Start of Block
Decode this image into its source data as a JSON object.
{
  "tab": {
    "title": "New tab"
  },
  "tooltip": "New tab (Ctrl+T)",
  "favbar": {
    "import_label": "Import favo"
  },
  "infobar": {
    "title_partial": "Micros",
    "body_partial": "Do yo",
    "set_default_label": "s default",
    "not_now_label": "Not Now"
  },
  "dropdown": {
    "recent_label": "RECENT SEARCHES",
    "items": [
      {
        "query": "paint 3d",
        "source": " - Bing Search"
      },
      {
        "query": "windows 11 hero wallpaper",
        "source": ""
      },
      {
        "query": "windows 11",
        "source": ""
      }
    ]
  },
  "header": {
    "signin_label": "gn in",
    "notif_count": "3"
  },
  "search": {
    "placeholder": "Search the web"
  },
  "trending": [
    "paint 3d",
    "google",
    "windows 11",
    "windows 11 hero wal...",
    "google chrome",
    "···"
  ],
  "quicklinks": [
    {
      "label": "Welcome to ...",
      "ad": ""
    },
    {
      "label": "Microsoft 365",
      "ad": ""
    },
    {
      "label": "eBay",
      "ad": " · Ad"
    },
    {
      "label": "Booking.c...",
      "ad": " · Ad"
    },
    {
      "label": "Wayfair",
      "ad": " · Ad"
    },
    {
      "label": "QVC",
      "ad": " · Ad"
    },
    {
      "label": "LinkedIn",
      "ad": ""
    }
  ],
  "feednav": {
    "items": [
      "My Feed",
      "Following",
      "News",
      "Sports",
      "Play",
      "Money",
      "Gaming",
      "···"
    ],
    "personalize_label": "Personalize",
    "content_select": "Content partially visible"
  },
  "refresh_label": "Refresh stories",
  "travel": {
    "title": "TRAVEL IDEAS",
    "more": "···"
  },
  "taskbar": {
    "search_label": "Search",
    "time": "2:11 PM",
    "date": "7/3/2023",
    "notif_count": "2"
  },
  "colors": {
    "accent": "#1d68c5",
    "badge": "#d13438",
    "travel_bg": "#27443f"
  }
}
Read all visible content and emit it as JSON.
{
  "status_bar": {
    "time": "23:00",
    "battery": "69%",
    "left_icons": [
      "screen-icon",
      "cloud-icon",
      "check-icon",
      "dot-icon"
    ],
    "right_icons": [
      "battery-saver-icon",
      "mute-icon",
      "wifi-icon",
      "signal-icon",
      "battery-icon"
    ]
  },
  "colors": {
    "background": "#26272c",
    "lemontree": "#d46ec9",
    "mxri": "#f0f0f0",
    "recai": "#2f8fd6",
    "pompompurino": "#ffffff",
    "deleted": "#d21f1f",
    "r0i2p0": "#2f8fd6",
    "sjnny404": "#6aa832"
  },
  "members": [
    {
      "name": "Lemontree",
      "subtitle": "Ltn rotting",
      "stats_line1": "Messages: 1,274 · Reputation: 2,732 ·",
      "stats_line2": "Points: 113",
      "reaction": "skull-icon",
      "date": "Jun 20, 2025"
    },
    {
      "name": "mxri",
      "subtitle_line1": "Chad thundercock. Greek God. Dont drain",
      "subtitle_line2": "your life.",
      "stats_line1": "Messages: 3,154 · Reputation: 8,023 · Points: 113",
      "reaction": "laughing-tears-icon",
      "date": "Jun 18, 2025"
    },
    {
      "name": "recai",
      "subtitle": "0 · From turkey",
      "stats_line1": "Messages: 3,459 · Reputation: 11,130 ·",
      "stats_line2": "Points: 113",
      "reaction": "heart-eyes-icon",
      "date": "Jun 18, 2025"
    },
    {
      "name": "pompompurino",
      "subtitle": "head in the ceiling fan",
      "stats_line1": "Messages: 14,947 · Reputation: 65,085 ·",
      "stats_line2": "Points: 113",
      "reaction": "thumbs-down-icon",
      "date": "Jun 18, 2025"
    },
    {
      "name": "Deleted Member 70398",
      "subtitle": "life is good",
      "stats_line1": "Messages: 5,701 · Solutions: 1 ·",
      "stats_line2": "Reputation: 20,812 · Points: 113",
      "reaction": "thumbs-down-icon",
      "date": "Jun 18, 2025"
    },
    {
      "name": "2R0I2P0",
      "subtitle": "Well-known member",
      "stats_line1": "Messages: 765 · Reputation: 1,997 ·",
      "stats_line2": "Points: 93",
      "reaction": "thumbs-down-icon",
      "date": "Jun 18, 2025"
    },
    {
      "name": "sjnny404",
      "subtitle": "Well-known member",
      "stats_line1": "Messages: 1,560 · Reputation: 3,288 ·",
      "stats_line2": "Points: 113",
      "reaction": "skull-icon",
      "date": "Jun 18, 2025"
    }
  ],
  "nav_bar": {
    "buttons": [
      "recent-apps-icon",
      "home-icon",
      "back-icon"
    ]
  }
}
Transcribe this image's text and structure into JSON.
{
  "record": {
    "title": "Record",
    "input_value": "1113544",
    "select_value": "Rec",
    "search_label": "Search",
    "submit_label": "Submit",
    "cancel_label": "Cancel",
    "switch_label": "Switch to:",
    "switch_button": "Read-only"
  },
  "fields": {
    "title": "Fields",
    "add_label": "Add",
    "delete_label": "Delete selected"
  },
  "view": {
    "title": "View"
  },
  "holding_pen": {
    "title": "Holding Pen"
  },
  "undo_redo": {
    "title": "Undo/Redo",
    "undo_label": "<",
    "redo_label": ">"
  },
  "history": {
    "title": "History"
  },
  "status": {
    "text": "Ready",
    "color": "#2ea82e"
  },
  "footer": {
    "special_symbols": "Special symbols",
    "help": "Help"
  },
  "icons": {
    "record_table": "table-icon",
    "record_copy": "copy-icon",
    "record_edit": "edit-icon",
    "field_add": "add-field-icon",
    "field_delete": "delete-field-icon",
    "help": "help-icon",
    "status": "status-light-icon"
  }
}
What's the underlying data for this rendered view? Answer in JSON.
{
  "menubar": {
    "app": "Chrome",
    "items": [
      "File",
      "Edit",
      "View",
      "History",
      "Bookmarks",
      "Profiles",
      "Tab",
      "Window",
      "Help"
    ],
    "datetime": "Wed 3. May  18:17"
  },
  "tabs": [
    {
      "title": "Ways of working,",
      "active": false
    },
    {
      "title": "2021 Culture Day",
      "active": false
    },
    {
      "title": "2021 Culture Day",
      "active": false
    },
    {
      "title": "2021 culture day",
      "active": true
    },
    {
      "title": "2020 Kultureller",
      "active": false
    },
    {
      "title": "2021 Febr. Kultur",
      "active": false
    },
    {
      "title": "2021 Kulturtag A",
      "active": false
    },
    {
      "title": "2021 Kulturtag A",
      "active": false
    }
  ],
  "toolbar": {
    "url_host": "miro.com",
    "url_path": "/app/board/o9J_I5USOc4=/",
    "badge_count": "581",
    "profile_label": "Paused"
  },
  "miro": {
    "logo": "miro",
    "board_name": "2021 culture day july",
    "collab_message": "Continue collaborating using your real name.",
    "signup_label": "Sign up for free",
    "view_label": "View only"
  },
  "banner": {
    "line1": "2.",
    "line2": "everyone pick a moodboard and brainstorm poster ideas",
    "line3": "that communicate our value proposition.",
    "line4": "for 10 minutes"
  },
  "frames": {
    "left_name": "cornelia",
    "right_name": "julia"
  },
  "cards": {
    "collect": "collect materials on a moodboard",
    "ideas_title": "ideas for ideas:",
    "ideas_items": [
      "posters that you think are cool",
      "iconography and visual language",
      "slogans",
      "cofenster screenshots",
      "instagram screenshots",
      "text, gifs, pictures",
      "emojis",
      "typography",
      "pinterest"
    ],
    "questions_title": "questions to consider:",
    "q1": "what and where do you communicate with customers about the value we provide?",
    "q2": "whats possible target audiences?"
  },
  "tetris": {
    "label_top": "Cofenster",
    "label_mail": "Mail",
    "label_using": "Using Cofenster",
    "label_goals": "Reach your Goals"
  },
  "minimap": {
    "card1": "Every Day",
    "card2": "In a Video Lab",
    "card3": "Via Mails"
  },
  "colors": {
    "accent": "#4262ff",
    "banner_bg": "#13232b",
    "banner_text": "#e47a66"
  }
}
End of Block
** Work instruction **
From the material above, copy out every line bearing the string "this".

** Completed exercise **
Decode this image into its source data as a JSON object.
Transcribe this image's text and structure into JSON.
What's the underlying data for this rendered view? Answer in JSON.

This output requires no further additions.